“We need to do big projects, we need plans for reusing Hyperion water. But as clean water producers, before we start any new project we want to ensure we have the systems and technologies in place to protect public health.”
– Traci Minamide, City of Los Angeles
During an October 13th Drought Symposium hosted by the Los Angeles Basin Section of CWEA and WateReuse California, local water leaders discussed the regions resilience in surviving this drought and their preparations for El Niño. The discussion was moderated by Patrick Healy from NBC Southern California.
The panelists emphasized three messages: first, there’s only one water, so let’s treat all sources of water with respect; second, the time is now to fund and build the recycled water and stormwater projects we’ve talked about for decades; and finally, water projects take a decade to build so let’s start building.
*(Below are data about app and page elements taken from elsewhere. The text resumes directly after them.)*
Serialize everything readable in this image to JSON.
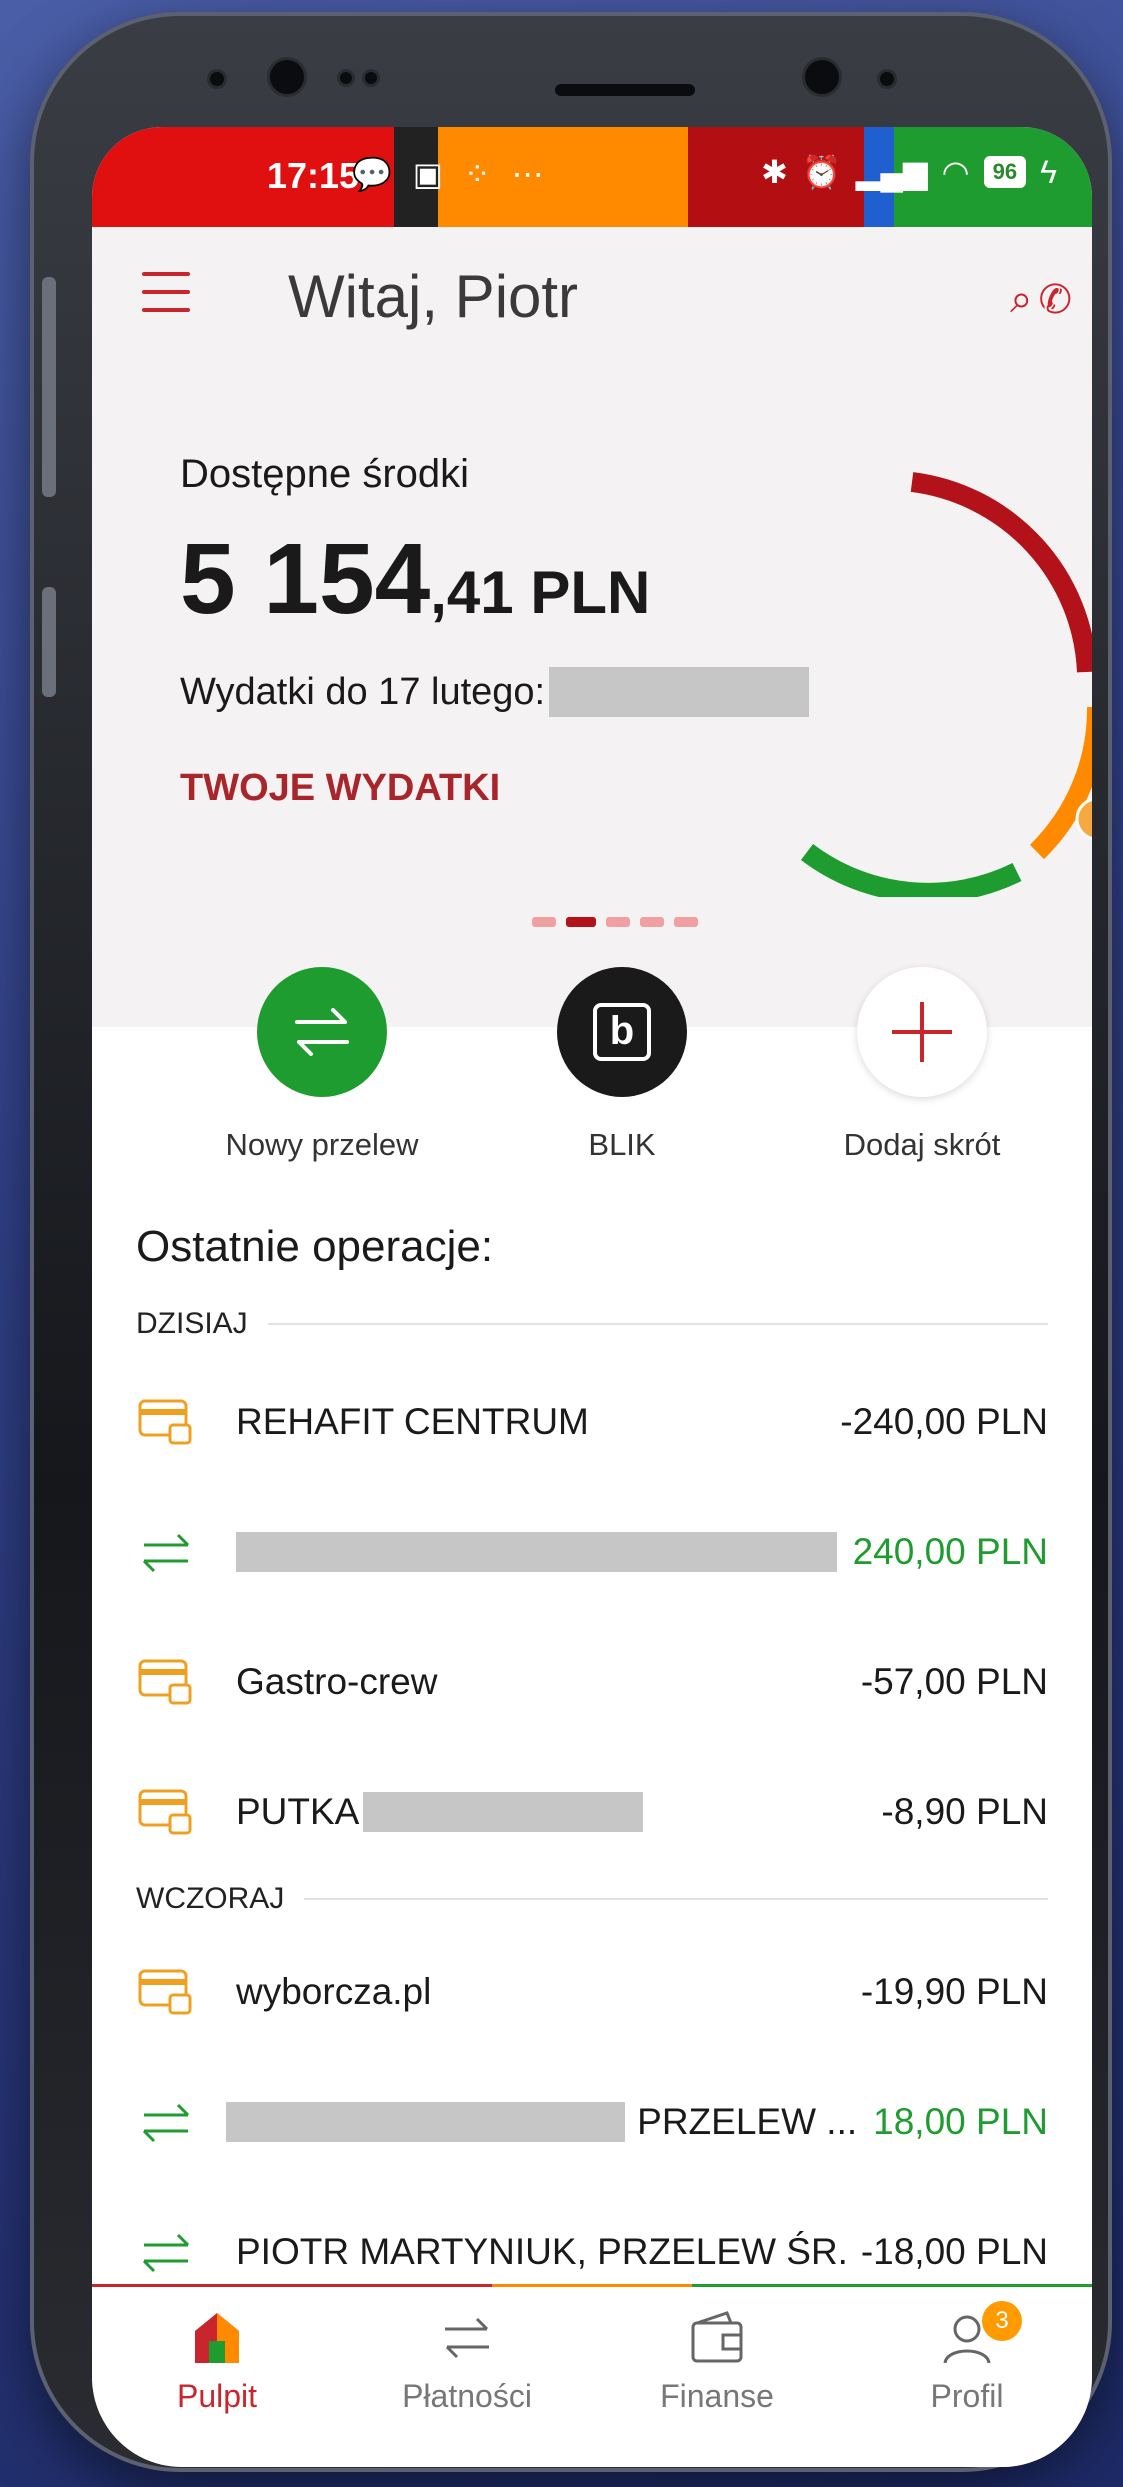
{
  "status_bar": {
    "time": "17:15",
    "left_icons": "💬 ▣ ⁘ ⋯",
    "battery": "96",
    "segment_colors": [
      "#e01010",
      "#222222",
      "#ff8a00",
      "#b30f13",
      "#1f5fd0",
      "#1f9c30"
    ]
  },
  "header": {
    "greeting": "Witaj, Piotr"
  },
  "balance": {
    "label": "Dostępne środki",
    "integer": "5 154",
    "decimal": ",41 PLN",
    "expenses_label": "Wydatki do 17 lutego:",
    "your_expenses_link": "TWOJE WYDATKI",
    "carousel_pages": 5,
    "carousel_active": 1
  },
  "shortcuts": [
    {
      "label": "Nowy przelew",
      "icon": "transfer-icon"
    },
    {
      "label": "BLIK",
      "icon": "blik-icon"
    },
    {
      "label": "Dodaj skrót",
      "icon": "plus-icon"
    }
  ],
  "recent": {
    "title": "Ostatnie operacje:",
    "groups": [
      {
        "day": "DZISIAJ",
        "items": [
          {
            "icon": "card-icon",
            "name": "REHAFIT CENTRUM",
            "amount": "-240,00 PLN",
            "positive": false
          },
          {
            "icon": "transfer-icon",
            "name": "",
            "amount": "240,00 PLN",
            "positive": true
          },
          {
            "icon": "card-icon",
            "name": "Gastro-crew",
            "amount": "-57,00 PLN",
            "positive": false
          },
          {
            "icon": "card-icon",
            "name": "PUTKA",
            "amount": "-8,90 PLN",
            "positive": false
          }
        ]
      },
      {
        "day": "WCZORAJ",
        "items": [
          {
            "icon": "card-icon",
            "name": "wyborcza.pl",
            "amount": "-19,90 PLN",
            "positive": false
          },
          {
            "icon": "transfer-icon",
            "name": "PRZELEW ...",
            "amount": "18,00 PLN",
            "positive": true
          },
          {
            "icon": "transfer-icon",
            "name": "PIOTR MARTYNIUK, PRZELEW ŚR...",
            "amount": "-18,00 PLN",
            "positive": false
          }
        ]
      }
    ]
  },
  "tabs": [
    {
      "label": "Pulpit",
      "icon": "home-icon",
      "active": true
    },
    {
      "label": "Płatności",
      "icon": "transfer-icon",
      "active": false
    },
    {
      "label": "Finanse",
      "icon": "wallet-icon",
      "active": false
    },
    {
      "label": "Profil",
      "icon": "profile-icon",
      "active": false,
      "badge": "3"
    }
  ],
  "colors": {
    "brand_red": "#c8262c",
    "positive_green": "#1f9c30",
    "card_orange": "#f0a020"
  }
}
For the LA area to be resilient through future droughts and floods, more local water projects will need to be built.
The panel included Martin Adams, Senior Assistant General Manager of LADWP; Robert Ferrante, Assistant General Manager of the Sanitation Districts of Los Angeles County; Gary Hildebrand, Deputy Director Water Resources of LA County Department of Public Works; and Traci Minamide, the Chief Operating Officer for the City of LA’s Bureau of Sanitation.
Each panelist was asked how their agency survived the drought and the greatest challenge the LA Basin will face in 2016.
“For us the big success is recycled water. The last two years are record years for recycled water, we beneficially reuse over 100,000 acre feet each year (32 billion gallons),” said Ferrante of LACSD. “Our focus now is our Carson facility. Twenty years ago we never thought about doing a recycled project there and now we’re in talks with Metropolitan Water District about installing our biggest project ever for a total of 150 MGD per year. We’re excited about that, the technology is there, but we’ve got to keep the public and political will for it.”
DWP’s Adams is optimistic about the future even if drought is our new norm.
“We asked people to conserve and they did. 5% of LA homeowners switched over to drought tolerant landscapes,” he said highlighting that conservation messages inspired people to act. “If drought is the new norm, then we’ll adapt and we’ll find new local sources. We’ve shown we can get through this.”
For LA County’s Hildebrand the key to success is planning ahead. The County operates a series of dams, canals and spreading grounds that have been planned, constructed and maintained over the last 100 years. Hildebrand is also Chief of the Los Angeles County Flood Control District.
“We planned stormwater and dam projects 10 years ago and we recently completed them so we’re ready for this El Niño,” said Hildebrand. “You have to plan ahead and stay the course. We need to look ahead 10, 20 years and start planning for where we want to be.”
Roughly 15% of the stormwater that falls in the LA Basin is captured according to Hildebrand, and research has found it’s feasible to capture up to 30%. He pointed out a major challenge though – the large open areas are no longer available to capture and percolate stormwater into the aquifer. Capturing and infiltrating stormwater is going to be accomplished by smaller, more modest local projects. Private land owners and homeowners can help by capturing and infiltrating more stormwater on their property to help the region survive.
According to the City of Los Angeles’ Traci Minamide a large scale recycled water project is coming soon after a decade of public discussions and planning. The drought has focused the City on increasing their local supply of water. In October 2014 the Mayor set a goal of reducing imported water by 50% before 2025 and by 2035 relying on local water for 50% of the City’s entire supply. The City worked with stakeholders to develop the “One Water Plan” and recycled water will make up 8% of the water portfolio. The City will need to reuse 50 million gallons per day to meet the 2035 goal.
“We need to do big projects, we need plans for reusing Hyperion water, similar to what LACSD is looking at reusing at the Carson Plant,” said Minamide. “But as clean water producers, before we start any new project we want to ensure we have the systems and technologies in place that will protect public health.”
Minamide said the entire City family is excited to support the development of a new advanced treatment facility and increase water recycling throughout the city.
Adams also emphasized protection of public health is our first responsibility.
“Water departments have a tremendous responsibility – we’re one of the municipal departments where people ingest our product,” he said. “We’re responsible for the public health. We have to keep our eye on the ball, we have to get a consistent message out about recycled water so the public will support new projects.”
The panel shared a passion for embracing the one water concept and collaborating across many different departments and public agencies in order to get projects done. However, each panelist noted funding and project approval ultimately are up to the public and elected officials. With all the talk of El Niño, is the drought becoming a distant memory and will support for new water projects start to evaporate?
“My concern for El Niño is people will forget this drought and they will not support new water projects,” said Ferrante. “We can’t put all the eggs in one basket: we need to fund a range of projects. And we need the public’s support. Hopefully now whether it rains a lot or not, the mind set is different and we all really want a sustainable future for California.”
The event was organized by
LA Basin Section of CWEA and WateReuse California
The event was sponsored by: Arcadis, Carollo,
Hazen & Sawyer, and RMC Water & Environment